What the task requires:
The response should be an exact repetition of all the entries.

Record extracts:
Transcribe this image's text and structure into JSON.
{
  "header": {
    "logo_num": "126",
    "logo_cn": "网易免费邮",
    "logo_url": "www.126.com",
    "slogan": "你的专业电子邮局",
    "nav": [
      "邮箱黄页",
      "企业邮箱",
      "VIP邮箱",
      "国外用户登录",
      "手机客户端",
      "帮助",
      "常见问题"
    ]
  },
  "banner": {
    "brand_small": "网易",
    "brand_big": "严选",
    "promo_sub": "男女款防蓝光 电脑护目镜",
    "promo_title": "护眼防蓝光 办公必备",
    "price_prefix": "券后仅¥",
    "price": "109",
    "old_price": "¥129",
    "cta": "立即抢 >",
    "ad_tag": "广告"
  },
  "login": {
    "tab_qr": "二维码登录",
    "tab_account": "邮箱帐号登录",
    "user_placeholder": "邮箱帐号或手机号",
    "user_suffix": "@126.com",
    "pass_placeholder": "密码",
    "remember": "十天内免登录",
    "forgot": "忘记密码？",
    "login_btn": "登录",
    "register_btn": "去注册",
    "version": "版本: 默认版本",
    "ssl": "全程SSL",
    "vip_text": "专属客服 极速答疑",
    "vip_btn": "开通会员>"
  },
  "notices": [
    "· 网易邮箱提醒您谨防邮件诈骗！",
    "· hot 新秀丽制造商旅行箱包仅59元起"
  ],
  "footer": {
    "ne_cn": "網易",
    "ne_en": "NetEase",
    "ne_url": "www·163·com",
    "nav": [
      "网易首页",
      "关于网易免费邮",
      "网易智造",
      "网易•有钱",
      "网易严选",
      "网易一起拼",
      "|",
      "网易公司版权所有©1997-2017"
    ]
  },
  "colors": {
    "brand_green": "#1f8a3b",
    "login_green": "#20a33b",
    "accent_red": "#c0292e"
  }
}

Answer to this exercise:
Transcribe this image's text and structure into JSON.
{
  "header": {
    "logo_num": "126",
    "logo_cn": "网易免费邮",
    "logo_url": "www.126.com",
    "slogan": "你的专业电子邮局",
    "nav": [
      "邮箱黄页",
      "企业邮箱",
      "VIP邮箱",
      "国外用户登录",
      "手机客户端",
      "帮助",
      "常见问题"
    ]
  },
  "banner": {
    "brand_small": "网易",
    "brand_big": "严选",
    "promo_sub": "男女款防蓝光 电脑护目镜",
    "promo_title": "护眼防蓝光 办公必备",
    "price_prefix": "券后仅¥",
    "price": "109",
    "old_price": "¥129",
    "cta": "立即抢 >",
    "ad_tag": "广告"
  },
  "login": {
    "tab_qr": "二维码登录",
    "tab_account": "邮箱帐号登录",
    "user_placeholder": "邮箱帐号或手机号",
    "user_suffix": "@126.com",
    "pass_placeholder": "密码",
    "remember": "十天内免登录",
    "forgot": "忘记密码？",
    "login_btn": "登录",
    "register_btn": "去注册",
    "version": "版本: 默认版本",
    "ssl": "全程SSL",
    "vip_text": "专属客服 极速答疑",
    "vip_btn": "开通会员>"
  },
  "notices": [
    "· 网易邮箱提醒您谨防邮件诈骗！",
    "· hot 新秀丽制造商旅行箱包仅59元起"
  ],
  "footer": {
    "ne_cn": "網易",
    "ne_en": "NetEase",
    "ne_url": "www·163·com",
    "nav": [
      "网易首页",
      "关于网易免费邮",
      "网易智造",
      "网易•有钱",
      "网易严选",
      "网易一起拼",
      "|",
      "网易公司版权所有©1997-2017"
    ]
  },
  "colors": {
    "brand_green": "#1f8a3b",
    "login_green": "#20a33b",
    "accent_red": "#c0292e"
  }
}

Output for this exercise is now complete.